By Jordan W. Charness
Tickets, tickets, tickets: that seems to be all I have been hearing about these days. It’s true that during the month of May the police carried on a reasonably well-publicized vehicle safety campaign. During that time the police were particularly vigilant and cracked down on traffic offenders. It is part of an ongoing campaign to reduce automobile accident fatalities and get us used to driving properly once again.
There is a natural tendency for winter-battered Canadians to celebrate the arrival of spring with a more carefree attitude towards driving. After all, the snow, ice, and slush are finally gone from the streets and we can begin to drive our cars with a bit more vigour.
Unfortunately, the spring in our step often translates into a lead-footed approach to driving. We seem to feel that since the pavement is finally dry and we will not be slipping on the ice, we can drive as fast as we want to. May’s police safety campaign was to remind us that the law applies equally during all four seasons.
Peter, of course was not immune to spring fever. Although he wouldn’t be taking the sports car out from winter storage until at least the middle of May, he still managed to push his 4×4 over the speed limit on his way to work a few weeks ago. Whether it was because of the safety campaign or just because he was unlucky enough to be caught, Peter heard the familiar sound of sirens and saw police flashing lights in his rearview mirror.
He knew the drill. He signalled that he was pulling over to the right. He carefully checked his lanes to make sure that he would not cause an accident and slowed down coming to a stop in the breakdown lane on the side of the highway. He waited in his car for the police officer to finish his computer check of his license plate before coming over to him.
With a cordial smile, the cop asked Peter for his driver’s license and registration. Peter knew that he had been caught but reasoned that he was only going 10 km/h over the speed limit. He politely asked the police officer to give him a warning instead of a ticket.

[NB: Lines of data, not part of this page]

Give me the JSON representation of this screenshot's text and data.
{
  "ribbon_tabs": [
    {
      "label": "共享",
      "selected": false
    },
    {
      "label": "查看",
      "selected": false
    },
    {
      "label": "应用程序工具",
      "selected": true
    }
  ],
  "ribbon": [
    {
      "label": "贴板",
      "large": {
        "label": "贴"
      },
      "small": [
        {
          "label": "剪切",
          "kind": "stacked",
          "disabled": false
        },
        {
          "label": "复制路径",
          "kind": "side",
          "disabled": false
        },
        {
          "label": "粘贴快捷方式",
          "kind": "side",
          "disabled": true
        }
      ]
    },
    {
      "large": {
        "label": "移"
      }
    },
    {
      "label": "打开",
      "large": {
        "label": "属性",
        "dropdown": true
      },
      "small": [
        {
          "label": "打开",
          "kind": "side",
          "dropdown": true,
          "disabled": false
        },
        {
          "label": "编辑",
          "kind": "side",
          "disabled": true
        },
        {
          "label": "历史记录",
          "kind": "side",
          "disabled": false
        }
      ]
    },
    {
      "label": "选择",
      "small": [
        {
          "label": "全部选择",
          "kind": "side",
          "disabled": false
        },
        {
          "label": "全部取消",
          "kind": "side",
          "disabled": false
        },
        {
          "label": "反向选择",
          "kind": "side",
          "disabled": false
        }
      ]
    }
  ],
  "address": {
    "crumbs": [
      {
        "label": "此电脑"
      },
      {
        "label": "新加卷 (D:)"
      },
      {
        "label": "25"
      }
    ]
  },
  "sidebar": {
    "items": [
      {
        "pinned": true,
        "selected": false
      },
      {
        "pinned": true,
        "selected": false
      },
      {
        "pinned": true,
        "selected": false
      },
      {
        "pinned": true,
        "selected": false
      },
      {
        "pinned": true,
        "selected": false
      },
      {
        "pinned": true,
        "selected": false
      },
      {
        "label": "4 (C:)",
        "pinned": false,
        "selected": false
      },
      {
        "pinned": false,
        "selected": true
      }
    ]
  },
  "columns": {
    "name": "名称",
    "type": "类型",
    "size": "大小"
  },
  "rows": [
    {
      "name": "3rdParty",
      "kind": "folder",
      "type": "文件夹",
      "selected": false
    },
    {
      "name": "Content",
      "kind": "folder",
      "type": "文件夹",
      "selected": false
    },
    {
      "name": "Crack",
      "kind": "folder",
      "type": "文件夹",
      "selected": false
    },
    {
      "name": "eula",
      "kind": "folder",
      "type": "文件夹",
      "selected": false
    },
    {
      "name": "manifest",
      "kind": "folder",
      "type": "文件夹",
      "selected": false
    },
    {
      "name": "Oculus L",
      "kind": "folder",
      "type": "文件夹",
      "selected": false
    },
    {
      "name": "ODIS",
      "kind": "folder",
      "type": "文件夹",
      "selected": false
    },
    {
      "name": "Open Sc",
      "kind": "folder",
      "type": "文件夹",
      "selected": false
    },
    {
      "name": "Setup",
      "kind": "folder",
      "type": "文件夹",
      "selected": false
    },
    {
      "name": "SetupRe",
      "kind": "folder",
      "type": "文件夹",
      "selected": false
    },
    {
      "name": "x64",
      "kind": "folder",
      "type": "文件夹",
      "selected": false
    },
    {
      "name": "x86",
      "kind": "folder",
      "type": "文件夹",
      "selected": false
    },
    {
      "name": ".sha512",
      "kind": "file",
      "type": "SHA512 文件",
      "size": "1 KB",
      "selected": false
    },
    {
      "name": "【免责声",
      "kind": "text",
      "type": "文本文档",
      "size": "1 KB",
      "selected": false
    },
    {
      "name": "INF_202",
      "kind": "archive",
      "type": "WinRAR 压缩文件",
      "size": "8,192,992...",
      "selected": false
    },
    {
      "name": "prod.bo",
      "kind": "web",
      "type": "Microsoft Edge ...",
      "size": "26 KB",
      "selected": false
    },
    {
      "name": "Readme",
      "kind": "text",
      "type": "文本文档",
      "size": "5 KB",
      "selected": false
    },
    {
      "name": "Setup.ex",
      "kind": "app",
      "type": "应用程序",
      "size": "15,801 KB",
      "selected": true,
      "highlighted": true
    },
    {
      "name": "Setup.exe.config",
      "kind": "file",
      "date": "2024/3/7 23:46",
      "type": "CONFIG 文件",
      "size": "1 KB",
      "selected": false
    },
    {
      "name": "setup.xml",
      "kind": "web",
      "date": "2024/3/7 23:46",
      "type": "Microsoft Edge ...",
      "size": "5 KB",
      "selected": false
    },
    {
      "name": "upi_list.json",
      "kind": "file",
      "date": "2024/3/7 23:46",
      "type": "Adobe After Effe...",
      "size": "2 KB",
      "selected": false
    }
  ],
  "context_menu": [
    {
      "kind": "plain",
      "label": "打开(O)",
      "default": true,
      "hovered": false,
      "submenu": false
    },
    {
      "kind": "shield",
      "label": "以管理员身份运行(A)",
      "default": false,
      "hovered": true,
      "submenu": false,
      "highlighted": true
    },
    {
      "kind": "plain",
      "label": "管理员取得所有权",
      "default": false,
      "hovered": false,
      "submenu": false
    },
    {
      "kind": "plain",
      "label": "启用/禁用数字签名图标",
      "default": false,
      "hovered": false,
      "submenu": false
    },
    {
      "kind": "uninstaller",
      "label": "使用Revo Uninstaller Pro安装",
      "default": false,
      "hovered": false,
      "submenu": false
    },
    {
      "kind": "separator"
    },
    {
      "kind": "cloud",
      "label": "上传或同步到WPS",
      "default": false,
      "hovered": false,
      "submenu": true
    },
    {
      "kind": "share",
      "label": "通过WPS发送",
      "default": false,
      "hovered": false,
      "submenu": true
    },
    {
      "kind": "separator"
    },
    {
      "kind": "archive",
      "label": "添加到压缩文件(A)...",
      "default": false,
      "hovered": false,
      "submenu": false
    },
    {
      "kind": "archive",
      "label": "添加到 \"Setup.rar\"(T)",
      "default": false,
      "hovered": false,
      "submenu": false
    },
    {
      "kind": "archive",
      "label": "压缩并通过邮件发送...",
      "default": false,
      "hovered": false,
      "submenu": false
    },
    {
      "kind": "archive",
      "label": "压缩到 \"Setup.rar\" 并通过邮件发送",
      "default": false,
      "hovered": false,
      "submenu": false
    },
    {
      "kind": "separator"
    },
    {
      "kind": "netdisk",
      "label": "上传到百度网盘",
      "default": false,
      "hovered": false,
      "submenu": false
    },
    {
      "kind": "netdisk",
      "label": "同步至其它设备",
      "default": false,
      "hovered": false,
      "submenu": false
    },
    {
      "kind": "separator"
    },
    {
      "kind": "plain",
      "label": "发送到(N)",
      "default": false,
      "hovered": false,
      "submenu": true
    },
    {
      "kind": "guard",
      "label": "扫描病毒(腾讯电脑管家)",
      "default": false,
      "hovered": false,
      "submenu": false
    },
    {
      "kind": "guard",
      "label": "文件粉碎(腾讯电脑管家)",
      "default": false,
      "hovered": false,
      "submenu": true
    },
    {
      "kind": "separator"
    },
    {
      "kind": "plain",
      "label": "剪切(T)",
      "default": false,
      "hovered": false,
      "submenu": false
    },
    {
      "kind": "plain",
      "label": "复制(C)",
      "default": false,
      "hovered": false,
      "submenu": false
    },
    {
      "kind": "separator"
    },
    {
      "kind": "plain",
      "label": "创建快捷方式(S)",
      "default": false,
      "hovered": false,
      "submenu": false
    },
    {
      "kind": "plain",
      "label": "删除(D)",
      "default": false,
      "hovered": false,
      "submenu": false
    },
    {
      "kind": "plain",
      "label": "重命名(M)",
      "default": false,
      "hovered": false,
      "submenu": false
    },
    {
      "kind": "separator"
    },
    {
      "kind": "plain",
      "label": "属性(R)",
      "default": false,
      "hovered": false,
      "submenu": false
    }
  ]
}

The cop returned to his cruiser and checked out Peter’s license. It revealed a series of speeding tickets and the fact that Peter had accumulated eight demerit points out of the allowable 15. The cop figured that Peter had been warned enough and had been caught speeding too many times in the past. He gave him the ticket which included demerit points, a fine, and a surcharge.